Scan the listing and copy each line where the word "that" is present.

[Given records Boundary: Start]

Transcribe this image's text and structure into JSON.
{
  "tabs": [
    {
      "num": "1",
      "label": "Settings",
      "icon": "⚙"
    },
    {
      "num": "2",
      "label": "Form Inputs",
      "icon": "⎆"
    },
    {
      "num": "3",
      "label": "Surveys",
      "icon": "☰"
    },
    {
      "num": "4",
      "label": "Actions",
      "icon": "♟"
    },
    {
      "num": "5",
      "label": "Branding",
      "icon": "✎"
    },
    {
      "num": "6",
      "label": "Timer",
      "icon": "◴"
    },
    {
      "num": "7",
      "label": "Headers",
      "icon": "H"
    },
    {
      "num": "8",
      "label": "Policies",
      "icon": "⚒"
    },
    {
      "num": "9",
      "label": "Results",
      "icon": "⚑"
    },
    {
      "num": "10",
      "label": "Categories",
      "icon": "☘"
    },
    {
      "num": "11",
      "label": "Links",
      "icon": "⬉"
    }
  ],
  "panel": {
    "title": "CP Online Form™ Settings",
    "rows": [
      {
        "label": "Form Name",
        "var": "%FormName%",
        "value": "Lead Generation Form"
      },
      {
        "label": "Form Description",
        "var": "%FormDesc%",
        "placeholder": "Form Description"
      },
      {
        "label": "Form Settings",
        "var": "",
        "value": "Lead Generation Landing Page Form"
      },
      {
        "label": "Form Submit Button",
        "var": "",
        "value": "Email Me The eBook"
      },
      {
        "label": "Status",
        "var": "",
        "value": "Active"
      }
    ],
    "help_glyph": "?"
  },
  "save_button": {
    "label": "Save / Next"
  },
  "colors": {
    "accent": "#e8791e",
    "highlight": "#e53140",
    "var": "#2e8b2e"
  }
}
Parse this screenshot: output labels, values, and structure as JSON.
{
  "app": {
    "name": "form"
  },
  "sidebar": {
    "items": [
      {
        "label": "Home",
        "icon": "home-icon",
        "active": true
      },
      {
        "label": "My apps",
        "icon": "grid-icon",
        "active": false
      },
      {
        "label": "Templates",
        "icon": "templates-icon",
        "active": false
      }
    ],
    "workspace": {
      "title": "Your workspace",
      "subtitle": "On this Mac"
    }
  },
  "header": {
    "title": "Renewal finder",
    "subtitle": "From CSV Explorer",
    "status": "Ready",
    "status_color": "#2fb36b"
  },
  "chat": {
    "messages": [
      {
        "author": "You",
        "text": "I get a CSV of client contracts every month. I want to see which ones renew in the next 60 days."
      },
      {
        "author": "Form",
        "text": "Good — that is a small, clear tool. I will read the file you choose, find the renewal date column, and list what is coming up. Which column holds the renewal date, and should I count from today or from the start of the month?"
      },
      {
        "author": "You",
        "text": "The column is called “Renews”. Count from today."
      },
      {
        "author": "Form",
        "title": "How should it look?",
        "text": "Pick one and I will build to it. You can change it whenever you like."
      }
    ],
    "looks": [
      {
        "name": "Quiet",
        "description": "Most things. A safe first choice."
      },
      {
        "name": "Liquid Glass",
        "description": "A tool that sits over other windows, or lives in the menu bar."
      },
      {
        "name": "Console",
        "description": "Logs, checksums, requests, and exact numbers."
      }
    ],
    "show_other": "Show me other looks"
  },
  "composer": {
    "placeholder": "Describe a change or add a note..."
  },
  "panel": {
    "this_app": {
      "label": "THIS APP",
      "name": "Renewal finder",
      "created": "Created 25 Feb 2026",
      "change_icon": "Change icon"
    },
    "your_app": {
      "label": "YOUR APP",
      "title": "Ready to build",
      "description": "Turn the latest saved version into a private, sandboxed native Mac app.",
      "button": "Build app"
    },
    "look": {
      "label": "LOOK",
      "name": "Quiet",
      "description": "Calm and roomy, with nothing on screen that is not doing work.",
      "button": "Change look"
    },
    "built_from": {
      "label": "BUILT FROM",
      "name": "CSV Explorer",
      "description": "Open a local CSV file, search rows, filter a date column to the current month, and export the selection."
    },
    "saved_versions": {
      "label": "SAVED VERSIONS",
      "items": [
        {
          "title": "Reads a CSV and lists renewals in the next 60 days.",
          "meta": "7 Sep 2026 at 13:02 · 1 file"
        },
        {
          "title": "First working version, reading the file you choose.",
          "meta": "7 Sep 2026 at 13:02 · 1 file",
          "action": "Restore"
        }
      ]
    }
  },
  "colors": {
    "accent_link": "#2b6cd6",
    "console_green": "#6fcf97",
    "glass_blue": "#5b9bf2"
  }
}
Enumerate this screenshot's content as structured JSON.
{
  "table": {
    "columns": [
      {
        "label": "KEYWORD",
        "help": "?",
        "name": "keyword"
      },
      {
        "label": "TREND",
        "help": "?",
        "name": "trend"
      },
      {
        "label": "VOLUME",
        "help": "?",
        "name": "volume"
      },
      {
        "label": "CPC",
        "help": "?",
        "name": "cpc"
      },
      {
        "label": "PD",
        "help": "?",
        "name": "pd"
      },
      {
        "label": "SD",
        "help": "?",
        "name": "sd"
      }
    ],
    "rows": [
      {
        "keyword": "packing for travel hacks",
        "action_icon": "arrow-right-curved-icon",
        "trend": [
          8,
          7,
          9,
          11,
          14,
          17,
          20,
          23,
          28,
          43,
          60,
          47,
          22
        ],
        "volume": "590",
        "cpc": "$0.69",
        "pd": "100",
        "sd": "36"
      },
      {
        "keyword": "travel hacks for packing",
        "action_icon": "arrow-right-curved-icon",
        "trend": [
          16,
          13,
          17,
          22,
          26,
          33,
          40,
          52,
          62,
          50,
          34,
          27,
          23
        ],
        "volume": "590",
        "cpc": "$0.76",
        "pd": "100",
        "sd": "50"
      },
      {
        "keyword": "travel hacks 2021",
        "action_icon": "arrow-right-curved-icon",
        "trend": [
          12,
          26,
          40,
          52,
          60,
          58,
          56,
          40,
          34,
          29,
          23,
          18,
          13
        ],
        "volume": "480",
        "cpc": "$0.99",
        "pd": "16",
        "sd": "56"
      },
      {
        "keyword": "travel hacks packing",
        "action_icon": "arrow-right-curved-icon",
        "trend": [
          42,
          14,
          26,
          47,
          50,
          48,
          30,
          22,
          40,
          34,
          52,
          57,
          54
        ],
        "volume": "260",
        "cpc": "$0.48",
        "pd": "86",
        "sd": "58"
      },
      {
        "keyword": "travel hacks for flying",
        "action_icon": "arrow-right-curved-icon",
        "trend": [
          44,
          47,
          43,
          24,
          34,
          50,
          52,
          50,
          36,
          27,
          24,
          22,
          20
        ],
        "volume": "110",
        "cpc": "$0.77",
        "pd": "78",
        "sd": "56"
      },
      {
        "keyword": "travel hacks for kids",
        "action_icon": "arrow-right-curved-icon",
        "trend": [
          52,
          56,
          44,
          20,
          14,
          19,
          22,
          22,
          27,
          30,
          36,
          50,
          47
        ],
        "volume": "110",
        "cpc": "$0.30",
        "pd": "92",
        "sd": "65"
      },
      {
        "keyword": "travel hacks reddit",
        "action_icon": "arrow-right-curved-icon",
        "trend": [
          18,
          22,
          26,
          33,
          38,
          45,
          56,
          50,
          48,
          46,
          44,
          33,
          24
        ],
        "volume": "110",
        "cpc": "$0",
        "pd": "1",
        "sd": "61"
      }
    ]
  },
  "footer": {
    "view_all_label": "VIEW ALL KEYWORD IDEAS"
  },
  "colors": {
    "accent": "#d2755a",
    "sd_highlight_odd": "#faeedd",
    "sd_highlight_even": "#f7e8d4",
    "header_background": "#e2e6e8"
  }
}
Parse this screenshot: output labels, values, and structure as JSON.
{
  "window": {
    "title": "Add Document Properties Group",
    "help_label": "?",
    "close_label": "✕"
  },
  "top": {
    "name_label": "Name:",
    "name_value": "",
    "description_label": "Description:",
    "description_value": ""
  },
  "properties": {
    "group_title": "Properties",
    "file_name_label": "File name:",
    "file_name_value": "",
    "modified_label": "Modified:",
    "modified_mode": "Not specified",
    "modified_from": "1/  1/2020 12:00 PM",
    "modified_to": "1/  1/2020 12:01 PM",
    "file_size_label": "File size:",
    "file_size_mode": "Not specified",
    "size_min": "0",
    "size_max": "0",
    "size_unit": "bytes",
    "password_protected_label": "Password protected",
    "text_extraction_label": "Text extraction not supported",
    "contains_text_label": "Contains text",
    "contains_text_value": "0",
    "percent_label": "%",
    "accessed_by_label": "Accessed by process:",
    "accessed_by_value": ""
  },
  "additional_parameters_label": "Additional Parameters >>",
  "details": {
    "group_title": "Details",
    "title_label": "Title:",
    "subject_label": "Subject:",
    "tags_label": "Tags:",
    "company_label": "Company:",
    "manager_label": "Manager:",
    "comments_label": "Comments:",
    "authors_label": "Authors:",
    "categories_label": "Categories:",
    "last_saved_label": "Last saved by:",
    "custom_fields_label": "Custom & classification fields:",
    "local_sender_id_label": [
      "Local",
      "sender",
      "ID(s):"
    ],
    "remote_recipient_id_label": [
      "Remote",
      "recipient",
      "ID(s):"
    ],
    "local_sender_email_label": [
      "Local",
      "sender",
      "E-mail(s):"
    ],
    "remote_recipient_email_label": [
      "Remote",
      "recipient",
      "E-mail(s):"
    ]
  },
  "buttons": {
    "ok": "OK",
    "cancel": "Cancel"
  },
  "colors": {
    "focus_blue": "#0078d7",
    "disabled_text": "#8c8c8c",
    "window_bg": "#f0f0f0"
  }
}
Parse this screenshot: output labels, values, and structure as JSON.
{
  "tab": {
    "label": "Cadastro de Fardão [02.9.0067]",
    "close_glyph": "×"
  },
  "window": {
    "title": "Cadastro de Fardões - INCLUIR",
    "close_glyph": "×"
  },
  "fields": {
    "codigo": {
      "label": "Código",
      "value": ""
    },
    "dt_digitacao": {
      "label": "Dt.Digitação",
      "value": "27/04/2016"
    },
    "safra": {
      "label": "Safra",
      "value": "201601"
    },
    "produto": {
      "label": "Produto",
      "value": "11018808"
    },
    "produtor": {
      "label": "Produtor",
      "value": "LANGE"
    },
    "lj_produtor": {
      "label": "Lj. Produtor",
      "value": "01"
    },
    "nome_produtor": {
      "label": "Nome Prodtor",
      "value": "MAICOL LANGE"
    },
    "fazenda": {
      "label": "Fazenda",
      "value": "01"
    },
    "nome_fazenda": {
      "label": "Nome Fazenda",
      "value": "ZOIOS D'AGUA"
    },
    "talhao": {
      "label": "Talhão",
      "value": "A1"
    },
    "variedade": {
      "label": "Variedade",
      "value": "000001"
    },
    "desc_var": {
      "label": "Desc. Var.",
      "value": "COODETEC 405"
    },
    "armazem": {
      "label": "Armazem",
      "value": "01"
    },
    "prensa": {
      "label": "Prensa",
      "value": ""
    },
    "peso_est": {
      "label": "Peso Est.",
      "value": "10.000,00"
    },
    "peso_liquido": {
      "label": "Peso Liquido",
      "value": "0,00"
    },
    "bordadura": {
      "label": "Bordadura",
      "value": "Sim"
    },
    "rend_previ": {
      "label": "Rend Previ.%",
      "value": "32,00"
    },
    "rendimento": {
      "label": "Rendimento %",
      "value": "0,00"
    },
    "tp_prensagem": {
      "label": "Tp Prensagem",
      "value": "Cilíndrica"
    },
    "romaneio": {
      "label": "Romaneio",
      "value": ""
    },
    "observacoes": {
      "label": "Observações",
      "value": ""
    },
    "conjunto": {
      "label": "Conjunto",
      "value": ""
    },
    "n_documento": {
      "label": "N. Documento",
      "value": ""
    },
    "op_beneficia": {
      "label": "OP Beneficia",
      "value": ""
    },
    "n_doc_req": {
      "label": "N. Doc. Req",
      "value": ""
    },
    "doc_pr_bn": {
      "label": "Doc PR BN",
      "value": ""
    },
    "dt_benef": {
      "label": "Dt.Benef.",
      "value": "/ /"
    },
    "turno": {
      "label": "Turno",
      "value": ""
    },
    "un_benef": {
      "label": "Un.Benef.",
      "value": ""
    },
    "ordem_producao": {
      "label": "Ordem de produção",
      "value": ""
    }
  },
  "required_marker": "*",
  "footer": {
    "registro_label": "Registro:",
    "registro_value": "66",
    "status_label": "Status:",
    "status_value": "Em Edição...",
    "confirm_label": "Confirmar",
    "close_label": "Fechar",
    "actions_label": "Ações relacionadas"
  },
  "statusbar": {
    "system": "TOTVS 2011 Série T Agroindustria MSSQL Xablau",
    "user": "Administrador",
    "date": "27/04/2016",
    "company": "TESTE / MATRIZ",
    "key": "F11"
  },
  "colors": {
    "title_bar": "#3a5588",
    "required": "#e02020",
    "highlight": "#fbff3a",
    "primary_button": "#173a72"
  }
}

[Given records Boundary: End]

**Written answer**.
        "text": "Good — that is a small, clear tool. I will read the file you choose, find the renewal date column, and list what is coming up. Which column holds the renewal date, and should I count from today or from the start of the month?"
        "description": "A tool that sits over other windows, or lives in the menu bar."
      "description": "Calm and roomy, with nothing on screen that is not doing work.",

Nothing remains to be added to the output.